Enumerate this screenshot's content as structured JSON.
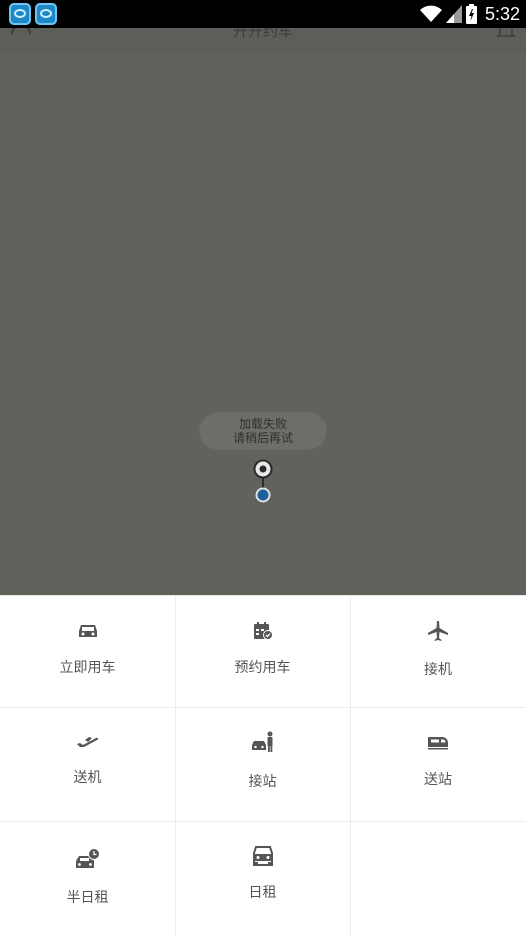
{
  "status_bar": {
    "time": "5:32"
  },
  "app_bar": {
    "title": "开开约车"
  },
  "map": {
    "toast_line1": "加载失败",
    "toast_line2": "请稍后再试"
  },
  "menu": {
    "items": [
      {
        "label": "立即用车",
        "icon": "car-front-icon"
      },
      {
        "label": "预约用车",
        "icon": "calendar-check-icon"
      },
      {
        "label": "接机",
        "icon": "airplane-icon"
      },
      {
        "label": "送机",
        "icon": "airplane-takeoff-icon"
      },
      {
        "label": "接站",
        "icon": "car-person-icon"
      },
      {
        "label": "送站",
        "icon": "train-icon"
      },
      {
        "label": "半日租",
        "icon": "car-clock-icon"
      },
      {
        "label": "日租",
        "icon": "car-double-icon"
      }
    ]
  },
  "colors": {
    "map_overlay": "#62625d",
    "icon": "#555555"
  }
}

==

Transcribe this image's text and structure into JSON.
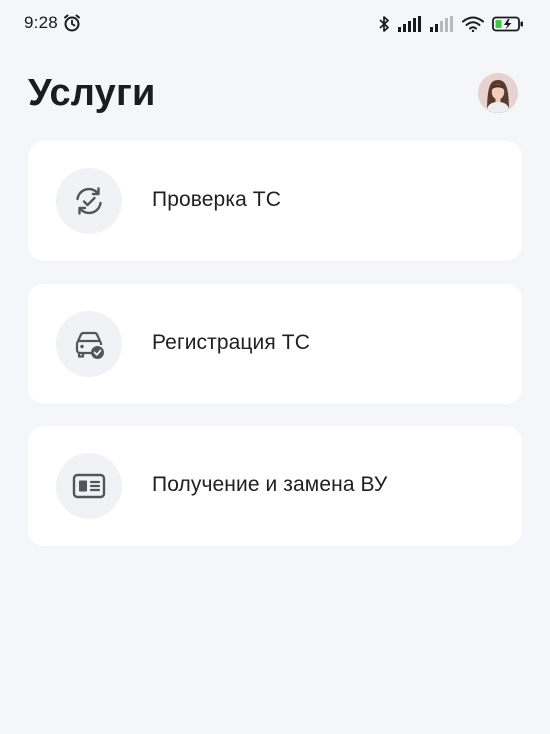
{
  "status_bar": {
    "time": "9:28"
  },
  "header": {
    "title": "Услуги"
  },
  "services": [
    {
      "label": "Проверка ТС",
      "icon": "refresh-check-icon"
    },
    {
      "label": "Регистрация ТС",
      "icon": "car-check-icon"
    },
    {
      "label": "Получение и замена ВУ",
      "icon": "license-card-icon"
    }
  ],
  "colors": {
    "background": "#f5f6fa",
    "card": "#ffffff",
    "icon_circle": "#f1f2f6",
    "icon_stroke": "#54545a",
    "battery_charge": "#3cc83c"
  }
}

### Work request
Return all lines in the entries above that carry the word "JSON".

### Solution to the exercise
Enumerate this screenshot's content as structured JSON.
Transcribe this image's text and structure into JSON.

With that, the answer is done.